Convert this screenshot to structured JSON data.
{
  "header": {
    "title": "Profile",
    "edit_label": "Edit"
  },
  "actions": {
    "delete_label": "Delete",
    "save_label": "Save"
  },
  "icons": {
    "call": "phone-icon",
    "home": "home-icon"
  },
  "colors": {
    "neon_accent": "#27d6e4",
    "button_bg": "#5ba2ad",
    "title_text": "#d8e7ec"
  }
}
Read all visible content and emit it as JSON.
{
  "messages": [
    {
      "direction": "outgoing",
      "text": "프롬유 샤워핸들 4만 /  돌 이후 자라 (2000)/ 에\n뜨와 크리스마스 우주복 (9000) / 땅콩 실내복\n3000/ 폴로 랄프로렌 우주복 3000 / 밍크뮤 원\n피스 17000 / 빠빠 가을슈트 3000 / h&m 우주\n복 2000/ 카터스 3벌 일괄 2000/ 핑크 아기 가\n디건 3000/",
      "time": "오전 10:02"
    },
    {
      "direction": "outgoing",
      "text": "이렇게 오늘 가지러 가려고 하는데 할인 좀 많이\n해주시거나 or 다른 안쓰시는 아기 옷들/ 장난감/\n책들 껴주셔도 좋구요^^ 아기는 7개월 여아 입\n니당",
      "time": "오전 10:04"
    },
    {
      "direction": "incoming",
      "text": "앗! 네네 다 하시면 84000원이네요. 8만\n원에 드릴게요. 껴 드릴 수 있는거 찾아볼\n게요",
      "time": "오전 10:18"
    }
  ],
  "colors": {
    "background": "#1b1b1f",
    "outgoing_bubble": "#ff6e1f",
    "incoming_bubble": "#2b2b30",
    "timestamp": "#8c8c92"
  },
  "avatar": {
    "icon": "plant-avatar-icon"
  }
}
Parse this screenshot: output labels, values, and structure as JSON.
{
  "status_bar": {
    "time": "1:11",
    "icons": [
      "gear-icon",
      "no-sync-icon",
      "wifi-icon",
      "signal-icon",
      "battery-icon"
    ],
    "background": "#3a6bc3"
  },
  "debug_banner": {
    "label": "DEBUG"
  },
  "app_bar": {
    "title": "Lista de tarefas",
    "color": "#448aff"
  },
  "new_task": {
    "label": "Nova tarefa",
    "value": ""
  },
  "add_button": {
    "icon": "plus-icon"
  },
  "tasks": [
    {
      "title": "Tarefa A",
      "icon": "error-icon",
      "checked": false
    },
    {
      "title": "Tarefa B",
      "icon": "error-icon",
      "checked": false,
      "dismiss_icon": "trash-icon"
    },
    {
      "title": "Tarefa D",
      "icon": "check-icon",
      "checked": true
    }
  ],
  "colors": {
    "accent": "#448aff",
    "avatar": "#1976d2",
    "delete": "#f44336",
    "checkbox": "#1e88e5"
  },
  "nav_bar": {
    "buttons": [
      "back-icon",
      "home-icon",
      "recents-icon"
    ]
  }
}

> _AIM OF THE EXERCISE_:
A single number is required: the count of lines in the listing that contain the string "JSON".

> _WRITTEN SOLUTION_:
3